# Data about app and page elements
-- Opening Marker --

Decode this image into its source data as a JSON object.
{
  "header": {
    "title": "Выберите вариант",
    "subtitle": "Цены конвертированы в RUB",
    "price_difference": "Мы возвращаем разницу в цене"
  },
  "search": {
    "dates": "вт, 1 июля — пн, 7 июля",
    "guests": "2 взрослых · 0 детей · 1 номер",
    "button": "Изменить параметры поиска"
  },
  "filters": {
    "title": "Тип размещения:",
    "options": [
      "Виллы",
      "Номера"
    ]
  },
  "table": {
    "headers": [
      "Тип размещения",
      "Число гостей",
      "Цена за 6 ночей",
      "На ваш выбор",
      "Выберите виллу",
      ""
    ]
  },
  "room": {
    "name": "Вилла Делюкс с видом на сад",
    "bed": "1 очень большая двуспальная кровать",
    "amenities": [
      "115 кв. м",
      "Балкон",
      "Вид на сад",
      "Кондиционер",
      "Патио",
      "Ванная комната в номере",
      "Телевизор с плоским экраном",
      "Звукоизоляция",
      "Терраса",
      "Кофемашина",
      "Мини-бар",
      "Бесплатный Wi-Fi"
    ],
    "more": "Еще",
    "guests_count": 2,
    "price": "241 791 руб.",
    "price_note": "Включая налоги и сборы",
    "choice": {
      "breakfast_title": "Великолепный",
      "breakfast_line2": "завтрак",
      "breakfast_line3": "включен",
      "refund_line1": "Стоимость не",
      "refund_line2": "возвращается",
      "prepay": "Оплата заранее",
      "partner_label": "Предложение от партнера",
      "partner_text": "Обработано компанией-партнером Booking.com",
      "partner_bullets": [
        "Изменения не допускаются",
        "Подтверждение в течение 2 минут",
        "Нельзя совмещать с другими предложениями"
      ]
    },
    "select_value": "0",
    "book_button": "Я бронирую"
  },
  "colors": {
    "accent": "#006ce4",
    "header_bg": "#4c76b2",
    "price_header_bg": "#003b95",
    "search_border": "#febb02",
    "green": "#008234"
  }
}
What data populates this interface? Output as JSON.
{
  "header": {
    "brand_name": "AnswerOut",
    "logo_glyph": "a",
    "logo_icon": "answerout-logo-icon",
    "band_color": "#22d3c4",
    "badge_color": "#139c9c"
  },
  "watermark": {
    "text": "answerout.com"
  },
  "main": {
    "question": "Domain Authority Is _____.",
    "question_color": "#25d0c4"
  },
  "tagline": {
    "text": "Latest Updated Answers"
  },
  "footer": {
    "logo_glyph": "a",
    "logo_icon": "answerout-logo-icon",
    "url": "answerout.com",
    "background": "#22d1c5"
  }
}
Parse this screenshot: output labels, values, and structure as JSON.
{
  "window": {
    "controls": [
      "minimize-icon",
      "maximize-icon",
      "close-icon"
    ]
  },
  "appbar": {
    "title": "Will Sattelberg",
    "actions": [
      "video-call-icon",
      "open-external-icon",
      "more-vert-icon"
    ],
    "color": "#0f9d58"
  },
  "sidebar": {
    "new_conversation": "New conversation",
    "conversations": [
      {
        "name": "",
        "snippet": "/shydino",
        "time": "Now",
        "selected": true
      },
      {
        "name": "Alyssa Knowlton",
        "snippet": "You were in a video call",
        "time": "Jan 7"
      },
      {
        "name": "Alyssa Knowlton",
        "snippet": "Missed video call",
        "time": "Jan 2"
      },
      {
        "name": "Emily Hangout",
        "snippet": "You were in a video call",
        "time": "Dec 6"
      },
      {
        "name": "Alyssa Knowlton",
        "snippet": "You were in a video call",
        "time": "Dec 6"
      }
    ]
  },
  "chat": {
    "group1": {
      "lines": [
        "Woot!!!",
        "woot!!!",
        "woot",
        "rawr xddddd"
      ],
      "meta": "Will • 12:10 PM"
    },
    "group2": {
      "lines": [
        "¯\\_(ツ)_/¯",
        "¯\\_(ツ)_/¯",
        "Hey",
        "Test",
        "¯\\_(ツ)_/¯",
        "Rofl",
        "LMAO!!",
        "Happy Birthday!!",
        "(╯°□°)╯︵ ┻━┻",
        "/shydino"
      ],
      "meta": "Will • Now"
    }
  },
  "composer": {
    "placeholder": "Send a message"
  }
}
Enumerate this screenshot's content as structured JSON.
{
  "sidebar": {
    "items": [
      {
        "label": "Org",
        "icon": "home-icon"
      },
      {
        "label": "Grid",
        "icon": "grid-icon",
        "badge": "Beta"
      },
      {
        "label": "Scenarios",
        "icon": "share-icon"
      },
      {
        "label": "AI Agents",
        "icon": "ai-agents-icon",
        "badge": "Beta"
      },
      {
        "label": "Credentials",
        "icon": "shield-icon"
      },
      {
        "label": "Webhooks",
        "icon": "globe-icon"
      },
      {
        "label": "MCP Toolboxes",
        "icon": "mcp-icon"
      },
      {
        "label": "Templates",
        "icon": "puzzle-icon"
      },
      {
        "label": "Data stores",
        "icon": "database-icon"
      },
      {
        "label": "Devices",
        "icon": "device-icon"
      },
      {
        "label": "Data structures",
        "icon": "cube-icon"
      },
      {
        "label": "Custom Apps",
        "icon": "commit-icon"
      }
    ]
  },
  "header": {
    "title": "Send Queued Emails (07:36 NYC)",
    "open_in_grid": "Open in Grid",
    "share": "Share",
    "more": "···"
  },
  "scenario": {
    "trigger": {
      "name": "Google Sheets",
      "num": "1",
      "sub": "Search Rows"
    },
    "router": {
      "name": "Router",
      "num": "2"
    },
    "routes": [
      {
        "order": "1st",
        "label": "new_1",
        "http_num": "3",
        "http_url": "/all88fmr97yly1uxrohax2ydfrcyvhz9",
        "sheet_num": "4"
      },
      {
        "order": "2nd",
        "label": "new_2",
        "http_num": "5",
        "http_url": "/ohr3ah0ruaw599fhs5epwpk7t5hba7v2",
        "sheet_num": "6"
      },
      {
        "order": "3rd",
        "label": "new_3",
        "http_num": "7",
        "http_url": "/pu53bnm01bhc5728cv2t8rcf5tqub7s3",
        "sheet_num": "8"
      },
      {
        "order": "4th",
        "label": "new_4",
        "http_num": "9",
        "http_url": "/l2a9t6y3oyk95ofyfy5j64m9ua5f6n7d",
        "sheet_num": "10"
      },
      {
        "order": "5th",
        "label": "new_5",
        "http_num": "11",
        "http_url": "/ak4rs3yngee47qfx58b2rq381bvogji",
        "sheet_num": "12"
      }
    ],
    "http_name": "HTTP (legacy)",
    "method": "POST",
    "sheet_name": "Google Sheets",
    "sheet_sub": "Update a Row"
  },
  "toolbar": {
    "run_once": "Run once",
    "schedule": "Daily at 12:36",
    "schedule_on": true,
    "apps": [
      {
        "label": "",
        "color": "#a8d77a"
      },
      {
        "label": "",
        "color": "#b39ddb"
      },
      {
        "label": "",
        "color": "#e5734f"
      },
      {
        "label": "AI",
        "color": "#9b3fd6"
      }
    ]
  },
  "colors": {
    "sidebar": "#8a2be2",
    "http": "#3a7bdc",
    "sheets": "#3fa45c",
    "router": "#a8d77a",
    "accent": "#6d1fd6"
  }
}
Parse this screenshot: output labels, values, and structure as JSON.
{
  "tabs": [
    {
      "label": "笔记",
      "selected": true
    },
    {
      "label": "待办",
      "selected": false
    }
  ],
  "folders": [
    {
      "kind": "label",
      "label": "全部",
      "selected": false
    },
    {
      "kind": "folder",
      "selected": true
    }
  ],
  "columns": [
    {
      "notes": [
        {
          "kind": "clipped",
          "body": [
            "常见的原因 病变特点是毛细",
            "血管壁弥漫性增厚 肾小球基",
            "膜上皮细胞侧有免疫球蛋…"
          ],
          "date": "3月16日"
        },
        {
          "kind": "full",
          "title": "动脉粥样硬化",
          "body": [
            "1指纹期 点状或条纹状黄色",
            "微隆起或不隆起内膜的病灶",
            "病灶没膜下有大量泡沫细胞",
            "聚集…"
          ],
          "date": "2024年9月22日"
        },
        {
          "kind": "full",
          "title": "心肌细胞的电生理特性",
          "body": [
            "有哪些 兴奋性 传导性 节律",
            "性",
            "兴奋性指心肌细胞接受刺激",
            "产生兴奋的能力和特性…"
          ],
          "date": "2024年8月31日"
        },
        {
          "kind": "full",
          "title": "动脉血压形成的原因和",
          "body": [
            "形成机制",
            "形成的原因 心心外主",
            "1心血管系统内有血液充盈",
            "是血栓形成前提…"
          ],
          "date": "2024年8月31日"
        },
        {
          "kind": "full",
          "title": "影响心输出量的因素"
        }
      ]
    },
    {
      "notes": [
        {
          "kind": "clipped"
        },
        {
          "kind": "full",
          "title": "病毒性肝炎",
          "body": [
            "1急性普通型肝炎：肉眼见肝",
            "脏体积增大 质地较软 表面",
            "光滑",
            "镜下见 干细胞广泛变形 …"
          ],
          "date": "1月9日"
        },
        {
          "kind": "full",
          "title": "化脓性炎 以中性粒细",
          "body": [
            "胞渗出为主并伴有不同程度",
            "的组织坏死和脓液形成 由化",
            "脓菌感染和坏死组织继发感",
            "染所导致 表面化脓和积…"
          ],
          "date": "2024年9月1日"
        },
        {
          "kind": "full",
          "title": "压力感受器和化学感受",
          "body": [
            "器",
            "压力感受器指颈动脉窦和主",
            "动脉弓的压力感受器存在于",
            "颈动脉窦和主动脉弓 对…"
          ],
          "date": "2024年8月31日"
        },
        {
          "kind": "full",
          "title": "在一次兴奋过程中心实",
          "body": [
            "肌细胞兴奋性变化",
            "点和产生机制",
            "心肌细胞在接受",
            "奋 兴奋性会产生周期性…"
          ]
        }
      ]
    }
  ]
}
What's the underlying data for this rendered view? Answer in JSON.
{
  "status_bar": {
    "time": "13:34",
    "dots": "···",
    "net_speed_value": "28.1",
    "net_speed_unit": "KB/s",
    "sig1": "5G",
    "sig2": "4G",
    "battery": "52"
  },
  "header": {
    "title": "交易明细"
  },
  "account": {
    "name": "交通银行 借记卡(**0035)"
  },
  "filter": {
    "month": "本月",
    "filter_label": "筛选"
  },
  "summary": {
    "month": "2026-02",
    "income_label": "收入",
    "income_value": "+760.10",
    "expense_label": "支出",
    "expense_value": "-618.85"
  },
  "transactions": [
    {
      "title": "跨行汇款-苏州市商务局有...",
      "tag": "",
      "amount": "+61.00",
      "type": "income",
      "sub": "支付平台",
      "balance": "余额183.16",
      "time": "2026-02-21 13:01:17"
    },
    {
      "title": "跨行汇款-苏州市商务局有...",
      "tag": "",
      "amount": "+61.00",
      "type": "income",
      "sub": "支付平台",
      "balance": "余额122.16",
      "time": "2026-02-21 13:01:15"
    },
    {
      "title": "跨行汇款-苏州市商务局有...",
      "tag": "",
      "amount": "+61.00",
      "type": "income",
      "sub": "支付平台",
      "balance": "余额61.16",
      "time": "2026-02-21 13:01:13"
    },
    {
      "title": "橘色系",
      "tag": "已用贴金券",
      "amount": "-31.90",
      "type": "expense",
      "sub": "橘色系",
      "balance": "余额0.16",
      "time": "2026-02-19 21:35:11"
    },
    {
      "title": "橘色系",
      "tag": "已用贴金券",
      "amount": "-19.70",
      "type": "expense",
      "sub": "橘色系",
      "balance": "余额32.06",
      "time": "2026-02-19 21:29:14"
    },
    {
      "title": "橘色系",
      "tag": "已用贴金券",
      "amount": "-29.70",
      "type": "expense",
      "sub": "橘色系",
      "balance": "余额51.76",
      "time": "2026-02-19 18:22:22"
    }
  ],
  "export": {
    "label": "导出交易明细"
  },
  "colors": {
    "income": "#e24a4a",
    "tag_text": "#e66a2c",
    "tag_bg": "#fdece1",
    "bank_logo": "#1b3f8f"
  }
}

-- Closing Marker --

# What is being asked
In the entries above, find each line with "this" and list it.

# Response to the task
Decode this image into its source data as a JSON object.
What data populates this interface? Output as JSON.
Parse this screenshot: output labels, values, and structure as JSON.
Enumerate this screenshot's content as structured JSON.
Parse this screenshot: output labels, values, and structure as JSON.
What's the underlying data for this rendered view? Answer in JSON.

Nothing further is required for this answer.